## DESCRIPTION OF THE TASK
All of the records need to be retyped exactly, with no line dropped.
____ DATA
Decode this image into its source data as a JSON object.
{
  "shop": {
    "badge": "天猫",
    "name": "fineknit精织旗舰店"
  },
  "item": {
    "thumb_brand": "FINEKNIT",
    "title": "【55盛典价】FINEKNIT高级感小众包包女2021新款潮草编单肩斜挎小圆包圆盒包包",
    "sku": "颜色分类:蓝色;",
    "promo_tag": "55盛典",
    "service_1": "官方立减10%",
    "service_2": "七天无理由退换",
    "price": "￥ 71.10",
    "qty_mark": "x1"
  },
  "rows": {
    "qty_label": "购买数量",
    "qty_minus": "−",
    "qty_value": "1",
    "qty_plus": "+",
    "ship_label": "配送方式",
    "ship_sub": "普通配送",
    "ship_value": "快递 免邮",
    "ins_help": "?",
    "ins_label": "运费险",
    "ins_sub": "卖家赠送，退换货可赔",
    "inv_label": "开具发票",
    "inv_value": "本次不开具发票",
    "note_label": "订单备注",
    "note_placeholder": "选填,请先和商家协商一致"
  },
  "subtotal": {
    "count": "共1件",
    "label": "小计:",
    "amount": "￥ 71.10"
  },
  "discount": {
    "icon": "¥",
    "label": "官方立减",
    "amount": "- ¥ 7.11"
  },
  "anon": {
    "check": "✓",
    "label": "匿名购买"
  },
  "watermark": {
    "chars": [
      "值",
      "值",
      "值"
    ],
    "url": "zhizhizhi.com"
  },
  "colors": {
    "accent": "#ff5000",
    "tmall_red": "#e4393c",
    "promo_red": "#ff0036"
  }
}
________
## EXERCISE RESPONSE
Decode this image into its source data as a JSON object.
{
  "shop": {
    "badge": "天猫",
    "name": "fineknit精织旗舰店"
  },
  "item": {
    "thumb_brand": "FINEKNIT",
    "title": "【55盛典价】FINEKNIT高级感小众包包女2021新款潮草编单肩斜挎小圆包圆盒包包",
    "sku": "颜色分类:蓝色;",
    "promo_tag": "55盛典",
    "service_1": "官方立减10%",
    "service_2": "七天无理由退换",
    "price": "￥ 71.10",
    "qty_mark": "x1"
  },
  "rows": {
    "qty_label": "购买数量",
    "qty_minus": "−",
    "qty_value": "1",
    "qty_plus": "+",
    "ship_label": "配送方式",
    "ship_sub": "普通配送",
    "ship_value": "快递 免邮",
    "ins_help": "?",
    "ins_label": "运费险",
    "ins_sub": "卖家赠送，退换货可赔",
    "inv_label": "开具发票",
    "inv_value": "本次不开具发票",
    "note_label": "订单备注",
    "note_placeholder": "选填,请先和商家协商一致"
  },
  "subtotal": {
    "count": "共1件",
    "label": "小计:",
    "amount": "￥ 71.10"
  },
  "discount": {
    "icon": "¥",
    "label": "官方立减",
    "amount": "- ¥ 7.11"
  },
  "anon": {
    "check": "✓",
    "label": "匿名购买"
  },
  "watermark": {
    "chars": [
      "值",
      "值",
      "值"
    ],
    "url": "zhizhizhi.com"
  },
  "colors": {
    "accent": "#ff5000",
    "tmall_red": "#e4393c",
    "promo_red": "#ff0036"
  }
}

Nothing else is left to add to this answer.